Campbell v. Williams [1821] NSWKR 13; [1821] NSWSupC 13

Bank of NSW Case - bonds - sureties - fraud - evidence, confession

Supreme Court
Field J., 21 September 1821
Source: Sydney Gazette, 22 September 1821[1]

This was an action brought by the late President and Directors of the Bank against their late Cashier and his Sureties, upon their bond for his fidelity. Mr. Williams suffered judgement by default, and Mr. Wylde and Mr. Garling, for the Bank proved written admissions by him, that he had, during his Cashiership, entered many bills and notes in the Bank books as duly paid, which in fact were not so; by which means, for want of notice to the drawers and indorser's, the Bank had lost their rights upon them, the acceptors and [?] being insolvent persons. Mr. Moore and Mr. Norton for the defendants, contended that this admission could not be evident against the two other defendants, and that, except by this admission, it did not appear but what Williams's defalcation was made after he was removed from his situation, when his sureties were no longer liable under the bond.
Mr. Justice Field acknowledged the principle, that confession could not implicate more than the confessor, and wished that separate actions had been brought against the defendants: Williams might then have been called as a witness against his sureties. But the defendants Solicitors did not pretend that they could have drawn a different light upon the case by any cross-examination of William; and it was for the Court to say, whether the evidence of Mr. Bayly, the present Cashier, and Mr. Wills the late Accountant, was not enough to prove this case, without the admissions of Williams. From the former, it appeared that Williams was superseded on the 18th September 1820, for certain irregularities which did not engender a suspicion of his integrity; and was continued at a salary to wind up his accounts till the 31st of December; about which time he handed over to his successor a sealed bag, labelled to contain 2493 £5 and 3306 5s. notes, enough to make good the deficiency that appeared upon his accounts; and from the latter that upon the opening of the bag, in the presence of the Directors on the 26th of January following, it was found to contain only 98 £5 [?] notes, making a deficiency of £12,100 10s. The Learned Judge allowed that there was no other evidence than the admission of Williams, but what he might have committed the defalcation between the date of his ceasing to be cashier and the 31st of December; but it was too much to say, that because the Directors indulged him with three months to make up his accounts, therefore his sureties were to be discharged. Nor could it be said that the Directors were bound not to delay the examination of the bag till the 26th of January. They had then no cause to suspect the honesty of Williams; and the reason why they had taken the bond in question, was that they might feel safe in confiding in him. The sureties did not pretend that, if the bag had been opened on the 31st of December, they would be able to indemnify themselves from Williams; and the Judge was of opinion that Williams had not discharged himself, of the office of Cashier to the Directors, and for the purposes of this bond, till he had wound up his accounts with the Directors.
The other Member of the Court agreed, and the Plaintiffs had a verdict for £2000 against each of the three Defendants, that being the extent of the penalty.

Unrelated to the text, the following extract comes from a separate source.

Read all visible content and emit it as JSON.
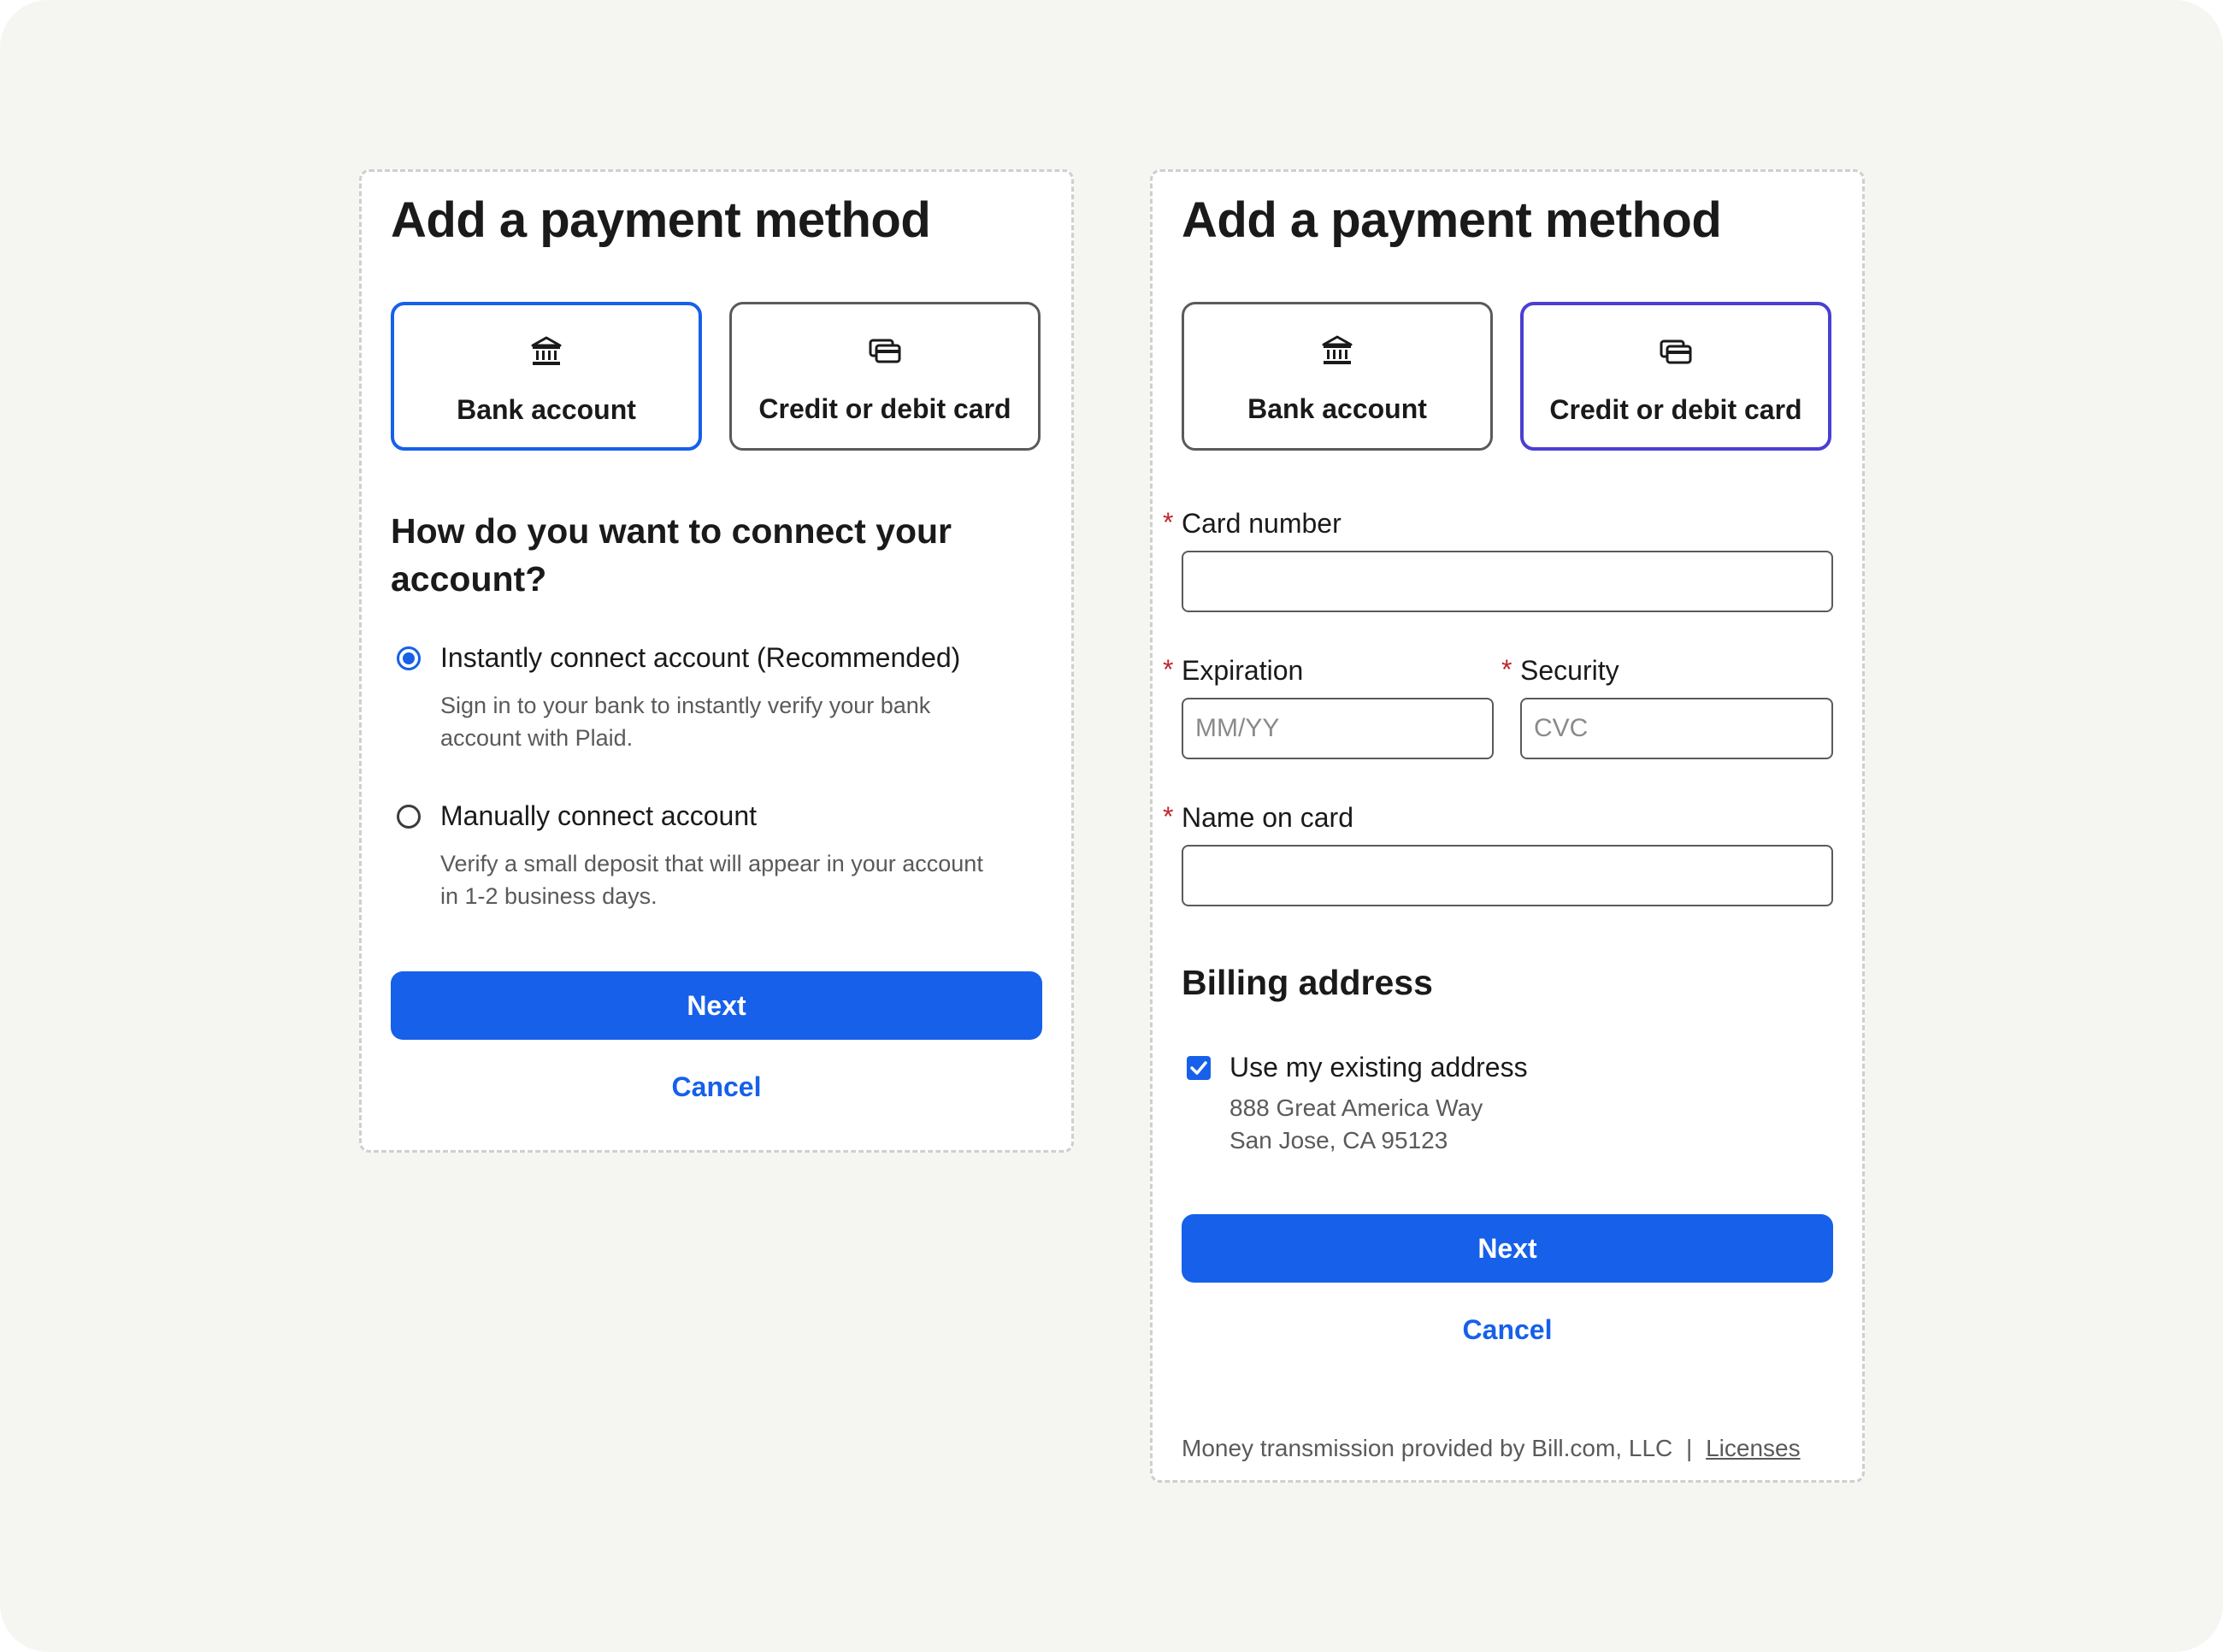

[1] See also Supreme Court of Civil Judicature, Judgment Rolls, 1817-1824, State Records N.S.W., 9/2234 (no. 468).

Published by the Division of Law, Macquarie University